*What is required:*
Each entry below should be restated word for word, without any picture it contains.
________
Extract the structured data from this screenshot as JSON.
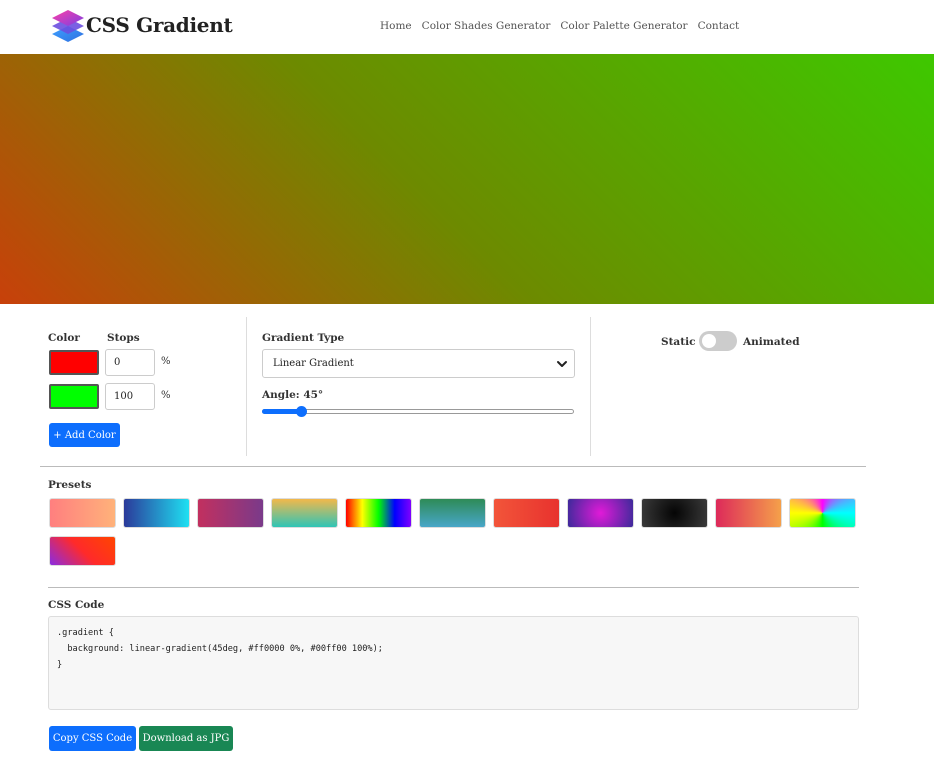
{
  "header": {
    "brand": "CSS Gradient",
    "nav": [
      "Home",
      "Color Shades Generator",
      "Color Palette Generator",
      "Contact"
    ]
  },
  "preview": {
    "angle_deg": 45,
    "color_from": "#ff0000",
    "color_to": "#00ff00"
  },
  "stops_panel": {
    "color_label": "Color",
    "stops_label": "Stops",
    "stops": [
      {
        "color": "#ff0000",
        "value": "0",
        "unit": "%"
      },
      {
        "color": "#00ff00",
        "value": "100",
        "unit": "%"
      }
    ],
    "add_button": "+ Add Color"
  },
  "gradient_panel": {
    "type_label": "Gradient Type",
    "type_value": "Linear Gradient",
    "angle_label": "Angle: 45°",
    "angle_value": 45,
    "angle_max": 360
  },
  "mode_panel": {
    "static_label": "Static",
    "animated_label": "Animated",
    "animated_on": false
  },
  "presets": {
    "title": "Presets",
    "items": [
      "linear-gradient(90deg, #ff7f7f, #ffb27a)",
      "linear-gradient(90deg, #2b3a9a, #1fe0f2)",
      "linear-gradient(90deg, #c2305f, #7a3a8a)",
      "linear-gradient(180deg, #f2b84b, #2ec4b6)",
      "linear-gradient(90deg, #ff0000, #ffff00, #00ff00, #0000ff, #8000ff)",
      "linear-gradient(180deg, #2e8b57, #48a6c8)",
      "linear-gradient(90deg, #f2553a, #e8322e)",
      "radial-gradient(circle, #e11ad8, #3b2a9a)",
      "radial-gradient(circle, #050505, #3a3a3a)",
      "linear-gradient(90deg, #dd2a5a, #f5a04a)",
      "conic-gradient(from 0deg, #ff00ff, #00ffff, #00ff00, #ffff00, #ff00ff)",
      "linear-gradient(45deg, #8a2be2, #ff2a2a, #ff4500)"
    ]
  },
  "css_code": {
    "title": "CSS Code",
    "lines": [
      ".gradient {",
      "  background: linear-gradient(45deg, #ff0000 0%, #00ff00 100%);",
      "}"
    ]
  },
  "actions": {
    "copy_label": "Copy CSS Code",
    "download_label": "Download as JPG"
  }
}
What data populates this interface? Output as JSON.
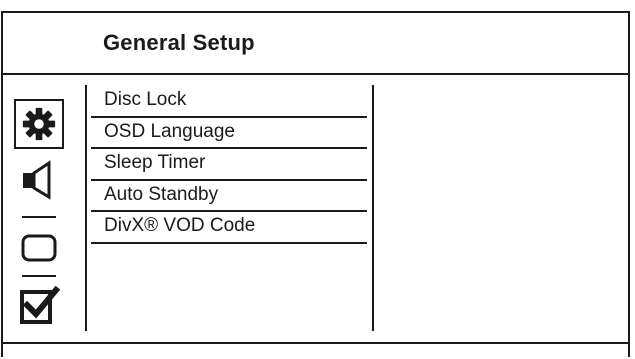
{
  "header": {
    "title": "General Setup"
  },
  "sidebar": {
    "items": [
      {
        "icon": "gear-icon",
        "selected": true
      },
      {
        "icon": "speaker-icon",
        "selected": false
      },
      {
        "icon": "display-icon",
        "selected": false
      },
      {
        "icon": "checkbox-checked-icon",
        "selected": false
      }
    ]
  },
  "menu": {
    "items": [
      {
        "label": "Disc Lock"
      },
      {
        "label": "OSD Language"
      },
      {
        "label": "Sleep Timer"
      },
      {
        "label": "Auto Standby"
      },
      {
        "label": "DivX® VOD Code"
      }
    ]
  },
  "colors": {
    "ink": "#1a1a1a",
    "background": "#ffffff"
  }
}
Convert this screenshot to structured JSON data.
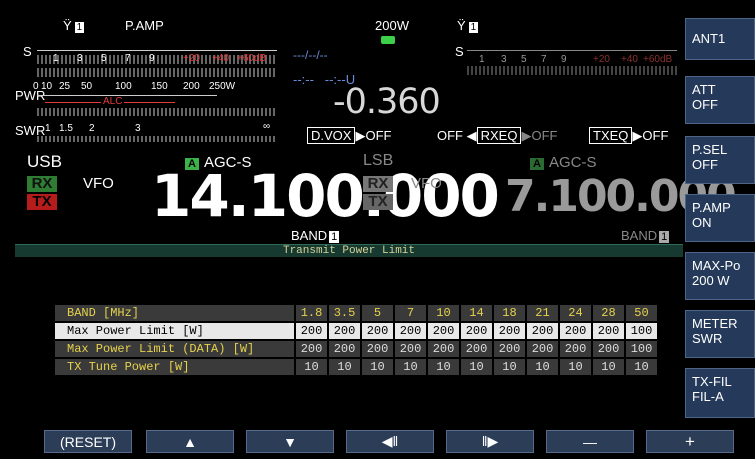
{
  "top": {
    "sub_icon_left": "antenna-1-icon",
    "ant_left": "1",
    "pamp": "P.AMP",
    "power": "200W",
    "ant_right": "1"
  },
  "meters": {
    "s_label": "S",
    "s_scale": [
      "1",
      "3",
      "5",
      "7",
      "9",
      "+20",
      "+40",
      "+60dB"
    ],
    "pwr_label": "PWR",
    "pwr_scale": [
      "0",
      "10",
      "25",
      "50",
      "100",
      "150",
      "200",
      "250W"
    ],
    "alc_label": "ALC",
    "swr_label": "SWR",
    "swr_scale": [
      "1",
      "1.5",
      "2",
      "3",
      "∞"
    ],
    "s_right_label": "S",
    "s_right_scale": [
      "1",
      "3",
      "5",
      "7",
      "9",
      "+20",
      "+40",
      "+60dB"
    ]
  },
  "center": {
    "clock": "---/--/--",
    "time": "--:--   --:--U",
    "rit": "-0.360",
    "dvox": "D.VOX",
    "dvox_state": "▶OFF",
    "rxeq_prefix": "OFF ◀",
    "rxeq": "RXEQ",
    "rxeq_state": "▶OFF",
    "txeq": "TXEQ",
    "txeq_state": "▶OFF"
  },
  "main_vfo": {
    "mode": "USB",
    "agc_badge": "A",
    "agc": "AGC-S",
    "rx": "RX",
    "tx": "TX",
    "vfo": "VFO",
    "freq": "14.100.000",
    "band_label": "BAND",
    "band_num": "1"
  },
  "sub_vfo": {
    "mode": "LSB",
    "agc_badge": "A",
    "agc": "AGC-S",
    "rx": "RX",
    "tx": "TX",
    "vfo": "VFO",
    "freq": "7.100.000",
    "band_label": "BAND",
    "band_num": "1"
  },
  "dialog": {
    "title": "Transmit Power Limit",
    "header": {
      "label": "BAND [MHz]",
      "values": [
        "1.8",
        "3.5",
        "5",
        "7",
        "10",
        "14",
        "18",
        "21",
        "24",
        "28",
        "50"
      ]
    },
    "rows": [
      {
        "label": "Max Power Limit [W]",
        "values": [
          "200",
          "200",
          "200",
          "200",
          "200",
          "200",
          "200",
          "200",
          "200",
          "200",
          "100"
        ]
      },
      {
        "label": "Max Power Limit (DATA) [W]",
        "values": [
          "200",
          "200",
          "200",
          "200",
          "200",
          "200",
          "200",
          "200",
          "200",
          "200",
          "100"
        ]
      },
      {
        "label": "TX Tune Power [W]",
        "values": [
          "10",
          "10",
          "10",
          "10",
          "10",
          "10",
          "10",
          "10",
          "10",
          "10",
          "10"
        ]
      }
    ]
  },
  "side": {
    "buttons": [
      "ANT1",
      "ATT\nOFF",
      "P.SEL\nOFF",
      "P.AMP\nON",
      "MAX-Po\n200 W",
      "METER\nSWR",
      "TX-FIL\nFIL-A"
    ]
  },
  "bottom": {
    "reset": "(RESET)",
    "up": "▲",
    "down": "▼",
    "left": "◀‖",
    "right": "‖▶",
    "minus": "—",
    "plus": "+"
  },
  "colors": {
    "accent_green": "#3cb24a",
    "alc_red": "#e43b3b",
    "highlight_yellow": "#f1d66e",
    "button_blue": "#253a5a"
  }
}
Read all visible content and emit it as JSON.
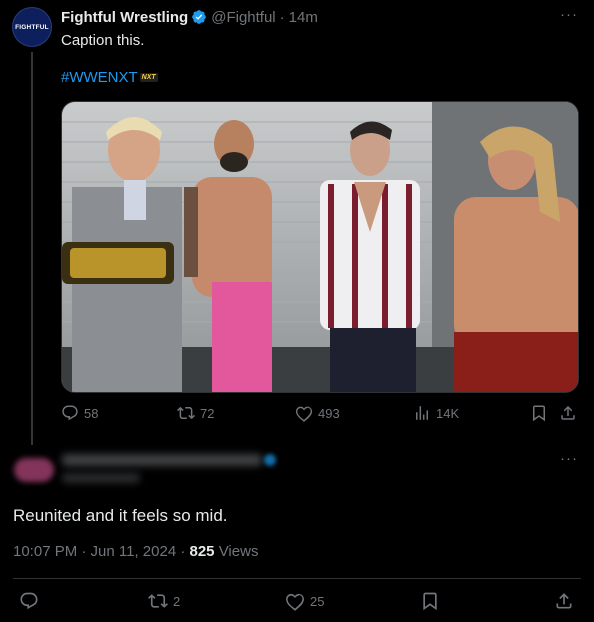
{
  "tweet": {
    "avatar_text": "FIGHTFUL",
    "author_name": "Fightful Wrestling",
    "handle": "@Fightful",
    "separator": "·",
    "time": "14m",
    "more": "···",
    "text": "Caption this.",
    "hashtag": "#WWENXT",
    "hashtag_badge": "NXT",
    "counts": {
      "replies": "58",
      "reposts": "72",
      "likes": "493",
      "views": "14K"
    }
  },
  "reply": {
    "more": "···",
    "text": "Reunited and it feels so mid.",
    "time_date": "10:07 PM · Jun 11, 2024 · ",
    "views_count": "825",
    "views_label": " Views",
    "counts": {
      "reposts": "2",
      "likes": "25"
    }
  },
  "colors": {
    "background": "#000000",
    "text": "#e7e9ea",
    "muted": "#71767b",
    "link": "#1d9bf0",
    "border": "#2f3336"
  },
  "icons": [
    "verified-badge-icon",
    "reply-icon",
    "repost-icon",
    "like-icon",
    "views-icon",
    "bookmark-icon",
    "share-icon"
  ]
}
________
*Reply to the exercise:*
Extract the structured data from this screenshot as JSON.
{
  "header": {
    "brand": "CSS Gradient",
    "nav": [
      "Home",
      "Color Shades Generator",
      "Color Palette Generator",
      "Contact"
    ]
  },
  "preview": {
    "angle_deg": 45,
    "color_from": "#ff0000",
    "color_to": "#00ff00"
  },
  "stops_panel": {
    "color_label": "Color",
    "stops_label": "Stops",
    "stops": [
      {
        "color": "#ff0000",
        "value": "0",
        "unit": "%"
      },
      {
        "color": "#00ff00",
        "value": "100",
        "unit": "%"
      }
    ],
    "add_button": "+ Add Color"
  },
  "gradient_panel": {
    "type_label": "Gradient Type",
    "type_value": "Linear Gradient",
    "angle_label": "Angle: 45°",
    "angle_value": 45,
    "angle_max": 360
  },
  "mode_panel": {
    "static_label": "Static",
    "animated_label": "Animated",
    "animated_on": false
  },
  "presets": {
    "title": "Presets",
    "items": [
      "linear-gradient(90deg, #ff7f7f, #ffb27a)",
      "linear-gradient(90deg, #2b3a9a, #1fe0f2)",
      "linear-gradient(90deg, #c2305f, #7a3a8a)",
      "linear-gradient(180deg, #f2b84b, #2ec4b6)",
      "linear-gradient(90deg, #ff0000, #ffff00, #00ff00, #0000ff, #8000ff)",
      "linear-gradient(180deg, #2e8b57, #48a6c8)",
      "linear-gradient(90deg, #f2553a, #e8322e)",
      "radial-gradient(circle, #e11ad8, #3b2a9a)",
      "radial-gradient(circle, #050505, #3a3a3a)",
      "linear-gradient(90deg, #dd2a5a, #f5a04a)",
      "conic-gradient(from 0deg, #ff00ff, #00ffff, #00ff00, #ffff00, #ff00ff)",
      "linear-gradient(45deg, #8a2be2, #ff2a2a, #ff4500)"
    ]
  },
  "css_code": {
    "title": "CSS Code",
    "lines": [
      ".gradient {",
      "  background: linear-gradient(45deg, #ff0000 0%, #00ff00 100%);",
      "}"
    ]
  },
  "actions": {
    "copy_label": "Copy CSS Code",
    "download_label": "Download as JPG"
  }
}
What data populates this interface? Output as JSON.
{
  "header": {
    "title": "General Setup"
  },
  "sidebar": {
    "items": [
      {
        "icon": "gear-icon",
        "selected": true
      },
      {
        "icon": "speaker-icon",
        "selected": false
      },
      {
        "icon": "display-icon",
        "selected": false
      },
      {
        "icon": "checkbox-checked-icon",
        "selected": false
      }
    ]
  },
  "menu": {
    "items": [
      {
        "label": "Disc Lock"
      },
      {
        "label": "OSD Language"
      },
      {
        "label": "Sleep Timer"
      },
      {
        "label": "Auto Standby"
      },
      {
        "label": "DivX® VOD Code"
      }
    ]
  },
  "colors": {
    "ink": "#1a1a1a",
    "background": "#ffffff"
  }
}
Convert this screenshot to structured JSON data.
{
  "top": {
    "sub_icon_left": "antenna-1-icon",
    "ant_left": "1",
    "pamp": "P.AMP",
    "power": "200W",
    "ant_right": "1"
  },
  "meters": {
    "s_label": "S",
    "s_scale": [
      "1",
      "3",
      "5",
      "7",
      "9",
      "+20",
      "+40",
      "+60dB"
    ],
    "pwr_label": "PWR",
    "pwr_scale": [
      "0",
      "10",
      "25",
      "50",
      "100",
      "150",
      "200",
      "250W"
    ],
    "alc_label": "ALC",
    "swr_label": "SWR",
    "swr_scale": [
      "1",
      "1.5",
      "2",
      "3",
      "∞"
    ],
    "s_right_label": "S",
    "s_right_scale": [
      "1",
      "3",
      "5",
      "7",
      "9",
      "+20",
      "+40",
      "+60dB"
    ]
  },
  "center": {
    "clock": "---/--/--",
    "time": "--:--   --:--U",
    "rit": "-0.360",
    "dvox": "D.VOX",
    "dvox_state": "▶OFF",
    "rxeq_prefix": "OFF ◀",
    "rxeq": "RXEQ",
    "rxeq_state": "▶OFF",
    "txeq": "TXEQ",
    "txeq_state": "▶OFF"
  },
  "main_vfo": {
    "mode": "USB",
    "agc_badge": "A",
    "agc": "AGC-S",
    "rx": "RX",
    "tx": "TX",
    "vfo": "VFO",
    "freq": "14.100.000",
    "band_label": "BAND",
    "band_num": "1"
  },
  "sub_vfo": {
    "mode": "LSB",
    "agc_badge": "A",
    "agc": "AGC-S",
    "rx": "RX",
    "tx": "TX",
    "vfo": "VFO",
    "freq": "7.100.000",
    "band_label": "BAND",
    "band_num": "1"
  },
  "dialog": {
    "title": "Transmit Power Limit",
    "header": {
      "label": "BAND [MHz]",
      "values": [
        "1.8",
        "3.5",
        "5",
        "7",
        "10",
        "14",
        "18",
        "21",
        "24",
        "28",
        "50"
      ]
    },
    "rows": [
      {
        "label": "Max Power Limit [W]",
        "values": [
          "200",
          "200",
          "200",
          "200",
          "200",
          "200",
          "200",
          "200",
          "200",
          "200",
          "100"
        ]
      },
      {
        "label": "Max Power Limit (DATA) [W]",
        "values": [
          "200",
          "200",
          "200",
          "200",
          "200",
          "200",
          "200",
          "200",
          "200",
          "200",
          "100"
        ]
      },
      {
        "label": "TX Tune Power [W]",
        "values": [
          "10",
          "10",
          "10",
          "10",
          "10",
          "10",
          "10",
          "10",
          "10",
          "10",
          "10"
        ]
      }
    ]
  },
  "side": {
    "buttons": [
      "ANT1",
      "ATT\nOFF",
      "P.SEL\nOFF",
      "P.AMP\nON",
      "MAX-Po\n200 W",
      "METER\nSWR",
      "TX-FIL\nFIL-A"
    ]
  },
  "bottom": {
    "reset": "(RESET)",
    "up": "▲",
    "down": "▼",
    "left": "◀‖",
    "right": "‖▶",
    "minus": "—",
    "plus": "+"
  },
  "colors": {
    "accent_green": "#3cb24a",
    "alc_red": "#e43b3b",
    "highlight_yellow": "#f1d66e",
    "button_blue": "#253a5a"
  }
}
Read all visible content and emit it as JSON.
{
  "tweet": {
    "avatar_text": "FIGHTFUL",
    "author_name": "Fightful Wrestling",
    "handle": "@Fightful",
    "separator": "·",
    "time": "14m",
    "more": "···",
    "text": "Caption this.",
    "hashtag": "#WWENXT",
    "hashtag_badge": "NXT",
    "counts": {
      "replies": "58",
      "reposts": "72",
      "likes": "493",
      "views": "14K"
    }
  },
  "reply": {
    "more": "···",
    "text": "Reunited and it feels so mid.",
    "time_date": "10:07 PM · Jun 11, 2024 · ",
    "views_count": "825",
    "views_label": " Views",
    "counts": {
      "reposts": "2",
      "likes": "25"
    }
  },
  "colors": {
    "background": "#000000",
    "text": "#e7e9ea",
    "muted": "#71767b",
    "link": "#1d9bf0",
    "border": "#2f3336"
  },
  "icons": [
    "verified-badge-icon",
    "reply-icon",
    "repost-icon",
    "like-icon",
    "views-icon",
    "bookmark-icon",
    "share-icon"
  ]
}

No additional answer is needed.